In how many lines of the records does the string "value" appear? State only the number.

= Beginning of Section =

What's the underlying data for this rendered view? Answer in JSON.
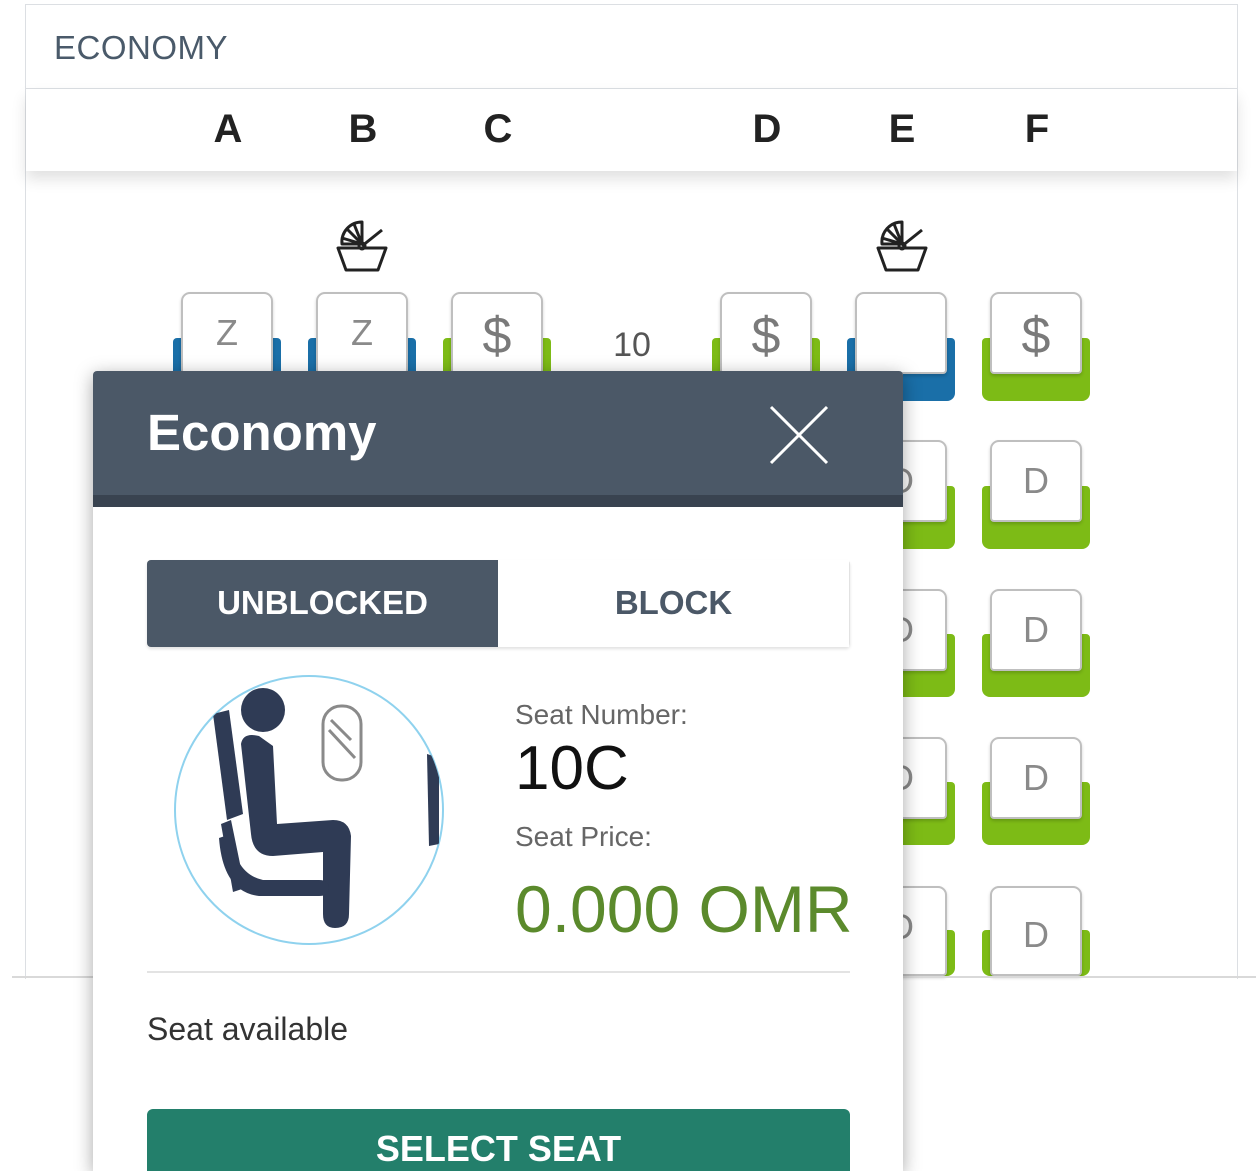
{
  "cabin": {
    "title": "ECONOMY",
    "columns": [
      "A",
      "B",
      "C",
      "D",
      "E",
      "F"
    ],
    "row_label": "10"
  },
  "seats": {
    "row10": [
      {
        "col": "A",
        "mark": "Z",
        "type": "blue"
      },
      {
        "col": "B",
        "mark": "Z",
        "type": "blue"
      },
      {
        "col": "C",
        "mark": "$",
        "type": "green"
      },
      {
        "col": "D",
        "mark": "$",
        "type": "green"
      },
      {
        "col": "E",
        "mark": "",
        "type": "blue"
      },
      {
        "col": "F",
        "mark": "$",
        "type": "green"
      }
    ],
    "lower_rows_mark": "D"
  },
  "popup": {
    "title": "Economy",
    "toggle_on": "UNBLOCKED",
    "toggle_off": "BLOCK",
    "seat_number_label": "Seat Number:",
    "seat_number": "10C",
    "seat_price_label": "Seat Price:",
    "seat_price": "0.000 OMR",
    "status": "Seat available",
    "select_button": "SELECT SEAT"
  },
  "colors": {
    "header": "#4b5867",
    "available_green": "#7dbb16",
    "blocked_blue": "#1a6fa8",
    "price_green": "#5b8a2c",
    "select_button": "#237f6b"
  },
  "icons": [
    "bassinet-icon",
    "close-icon",
    "seated-passenger-icon",
    "window-icon"
  ]
}
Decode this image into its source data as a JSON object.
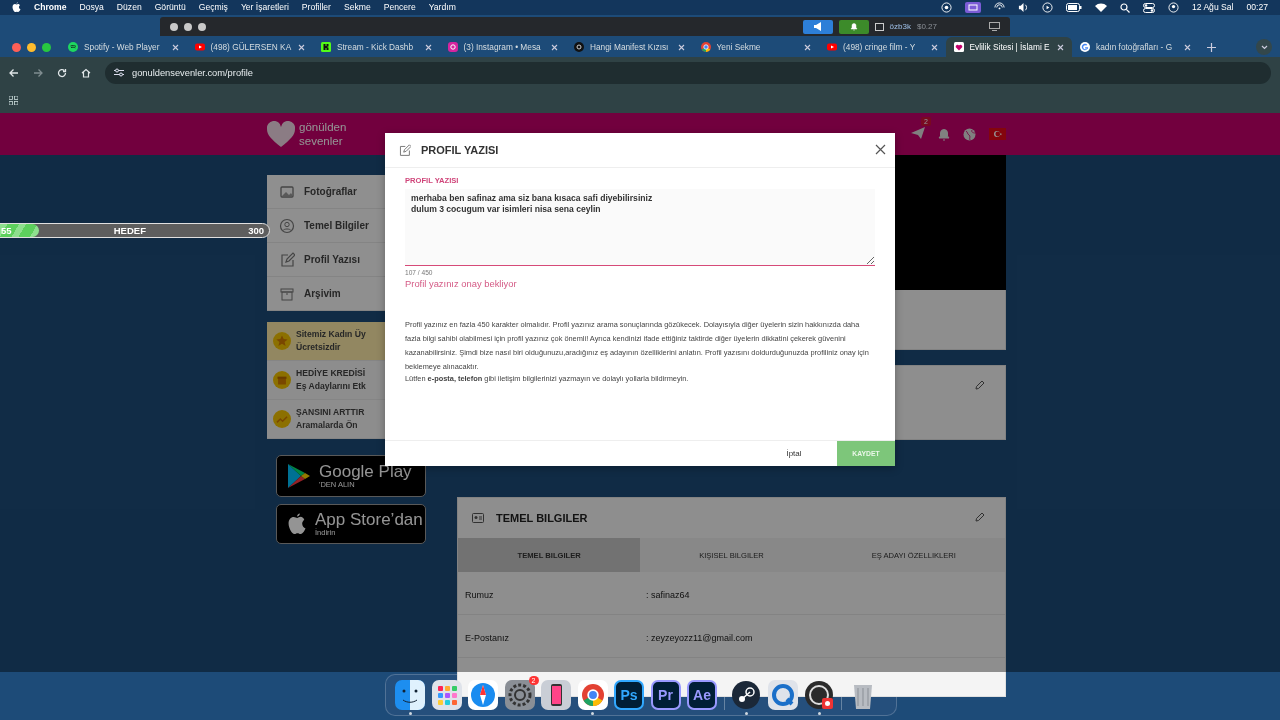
{
  "menu_bar": {
    "app": "Chrome",
    "items": [
      "Dosya",
      "Düzen",
      "Görüntü",
      "Geçmiş",
      "Yer İşaretleri",
      "Profiller",
      "Sekme",
      "Pencere",
      "Yardım"
    ],
    "date": "12 Ağu Sal",
    "time": "00:27"
  },
  "overlay_app": {
    "account": "özb3k",
    "balance": "$0.27"
  },
  "browser": {
    "tabs": [
      {
        "title": "Spotify - Web Player",
        "kind": "spotify",
        "selected": false
      },
      {
        "title": "(498) GÜLERSEN KA",
        "kind": "youtube",
        "selected": false
      },
      {
        "title": "Stream - Kick Dashb",
        "kind": "kick",
        "selected": false
      },
      {
        "title": "(3) Instagram • Mesa",
        "kind": "instagram",
        "selected": false
      },
      {
        "title": "Hangi Manifest Kızısı",
        "kind": "threads",
        "selected": false
      },
      {
        "title": "Yeni Sekme",
        "kind": "chrome",
        "selected": false
      },
      {
        "title": "(498) cringe film - Y",
        "kind": "youtube",
        "selected": false
      },
      {
        "title": "Evlilik Sitesi | İslami E",
        "kind": "site",
        "selected": true
      },
      {
        "title": "kadın fotoğrafları - G",
        "kind": "google",
        "selected": false
      }
    ],
    "url": "gonuldensevenler.com/profile"
  },
  "site": {
    "logo": [
      "gönülden",
      "sevenler"
    ],
    "notification_badge": "2",
    "progress": {
      "start": "55",
      "label": "HEDEF",
      "goal": "300",
      "level": 0.18
    },
    "sidebar": {
      "items": [
        {
          "label": "Fotoğraflar"
        },
        {
          "label": "Temel Bilgiler"
        },
        {
          "label": "Profil Yazısı"
        },
        {
          "label": "Arşivim"
        }
      ],
      "promos": [
        {
          "lines": [
            "Sitemiz Kadın Üy",
            "Ücretsizdir"
          ],
          "highlighted": true
        },
        {
          "lines": [
            "HEDİYE KREDİSİ",
            "Eş Adaylarını Etk"
          ],
          "highlighted": false
        },
        {
          "lines": [
            "ŞANSINI ARTTIR",
            "Aramalarda Ön"
          ],
          "highlighted": false
        }
      ]
    },
    "store_badges": [
      {
        "kind": "google",
        "title": "Google Play",
        "subtitle": "'DEN ALIN"
      },
      {
        "kind": "apple",
        "title": "App Store’dan",
        "subtitle": "İndirin"
      }
    ],
    "basic_info": {
      "title": "TEMEL BILGILER",
      "tabs": [
        {
          "label": "TEMEL BILGILER",
          "selected": true
        },
        {
          "label": "KIŞISEL BILGILER",
          "selected": false
        },
        {
          "label": "EŞ ADAYI ÖZELLIKLERI",
          "selected": false
        }
      ],
      "rows": [
        {
          "label": "Rumuz",
          "value": ": safinaz64"
        },
        {
          "label": "E-Postanız",
          "value": ": zeyzeyozz11@gmail.com"
        }
      ]
    }
  },
  "modal": {
    "title": "PROFIL YAZISI",
    "field_label": "PROFIL YAZISI",
    "value": "merhaba ben safinaz ama siz bana kısaca safi diyebilirsiniz\ndulum 3 cocugum var isimleri nisa sena ceylin",
    "counter": "107 / 450",
    "status": "Profil yazınız onay bekliyor",
    "help": [
      "Profil yazınız en fazla 450 karakter olmalıdır. Profil yazınız arama sonuçlarında gözükecek. Dolayısıyla diğer üyelerin sizin hakkınızda daha fazla bilgi sahibi olabilmesi için profil yazınız çok önemli! Ayrıca kendinizi ifade ettiğiniz taktirde diğer üyelerin dikkatini çekerek güvenini kazanabilirsiniz. Şimdi bize nasıl biri olduğunuzu,aradığınız eş adayının özelliklerini anlatın. Profil yazısını doldurduğunuzda profiliniz onay için beklemeye alınacaktır.",
      "Lütfen **e-posta, telefon** gibi iletişim bilgilerinizi yazmayın ve dolaylı yollarla bildirmeyin."
    ],
    "cancel": "İptal",
    "save": "KAYDET"
  },
  "dock": [
    {
      "kind": "finder",
      "running": true
    },
    {
      "kind": "launchpad",
      "running": false
    },
    {
      "kind": "safari",
      "running": false
    },
    {
      "kind": "settings",
      "running": false,
      "badge": "2"
    },
    {
      "kind": "phone",
      "running": false
    },
    {
      "kind": "chrome",
      "running": true
    },
    {
      "kind": "letters",
      "label": "Ps",
      "color": "#31a8ff",
      "running": false
    },
    {
      "kind": "letters",
      "label": "Pr",
      "color": "#9999ff",
      "running": false
    },
    {
      "kind": "letters",
      "label": "Ae",
      "color": "#9999ff",
      "running": false
    },
    {
      "kind": "separator"
    },
    {
      "kind": "steam",
      "running": true
    },
    {
      "kind": "quicktime",
      "running": false
    },
    {
      "kind": "obs",
      "running": true
    },
    {
      "kind": "separator"
    },
    {
      "kind": "trash",
      "running": false
    }
  ]
}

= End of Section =

> _Exercise answer_: 3